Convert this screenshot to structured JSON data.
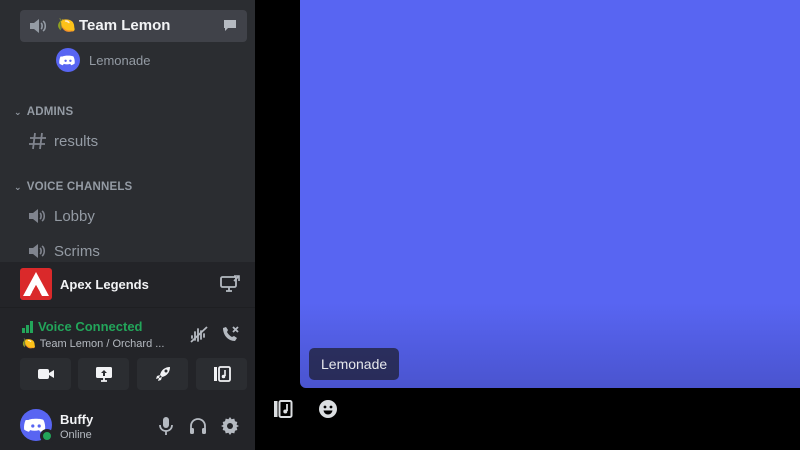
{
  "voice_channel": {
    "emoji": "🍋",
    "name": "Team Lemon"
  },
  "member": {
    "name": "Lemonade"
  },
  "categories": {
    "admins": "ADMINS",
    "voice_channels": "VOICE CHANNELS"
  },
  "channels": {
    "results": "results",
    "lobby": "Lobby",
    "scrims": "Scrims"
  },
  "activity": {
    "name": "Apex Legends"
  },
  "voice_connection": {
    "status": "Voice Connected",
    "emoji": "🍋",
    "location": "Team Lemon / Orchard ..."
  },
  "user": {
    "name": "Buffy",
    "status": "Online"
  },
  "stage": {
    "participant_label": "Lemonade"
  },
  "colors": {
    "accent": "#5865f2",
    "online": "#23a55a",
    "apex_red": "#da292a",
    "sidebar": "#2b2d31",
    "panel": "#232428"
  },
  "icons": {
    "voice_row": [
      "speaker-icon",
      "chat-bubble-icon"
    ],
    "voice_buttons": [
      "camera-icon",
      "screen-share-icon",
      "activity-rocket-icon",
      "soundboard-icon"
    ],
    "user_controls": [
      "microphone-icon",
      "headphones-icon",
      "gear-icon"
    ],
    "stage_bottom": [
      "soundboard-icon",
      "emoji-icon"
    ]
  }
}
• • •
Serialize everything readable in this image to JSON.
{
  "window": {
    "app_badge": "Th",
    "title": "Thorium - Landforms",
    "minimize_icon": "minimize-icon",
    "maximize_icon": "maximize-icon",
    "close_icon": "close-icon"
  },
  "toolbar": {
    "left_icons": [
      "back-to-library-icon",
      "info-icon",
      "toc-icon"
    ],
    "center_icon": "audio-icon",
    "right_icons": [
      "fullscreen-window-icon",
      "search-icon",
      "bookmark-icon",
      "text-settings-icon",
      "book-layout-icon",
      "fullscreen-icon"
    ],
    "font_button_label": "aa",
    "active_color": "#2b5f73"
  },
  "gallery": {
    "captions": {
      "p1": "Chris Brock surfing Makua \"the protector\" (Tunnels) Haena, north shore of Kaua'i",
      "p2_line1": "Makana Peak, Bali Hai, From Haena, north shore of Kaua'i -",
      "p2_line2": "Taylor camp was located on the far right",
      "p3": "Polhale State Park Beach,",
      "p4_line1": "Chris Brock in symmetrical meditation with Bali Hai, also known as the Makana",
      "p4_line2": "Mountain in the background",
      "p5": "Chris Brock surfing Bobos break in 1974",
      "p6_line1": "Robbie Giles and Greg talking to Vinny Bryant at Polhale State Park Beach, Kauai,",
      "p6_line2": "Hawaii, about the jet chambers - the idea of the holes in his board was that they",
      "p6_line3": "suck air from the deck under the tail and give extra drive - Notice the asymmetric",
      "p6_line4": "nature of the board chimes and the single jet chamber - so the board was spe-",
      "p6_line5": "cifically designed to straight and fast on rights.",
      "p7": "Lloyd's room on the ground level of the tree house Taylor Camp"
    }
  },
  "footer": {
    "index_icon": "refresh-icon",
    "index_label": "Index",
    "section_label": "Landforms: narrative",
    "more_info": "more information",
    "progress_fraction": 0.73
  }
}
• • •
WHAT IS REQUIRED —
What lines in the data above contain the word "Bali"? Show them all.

RESPONSE BOX —
      "p2_line1": "Makana Peak, Bali Hai, From Haena, north shore of Kaua'i -",
      "p4_line1": "Chris Brock in symmetrical meditation with Bali Hai, also known as the Makana",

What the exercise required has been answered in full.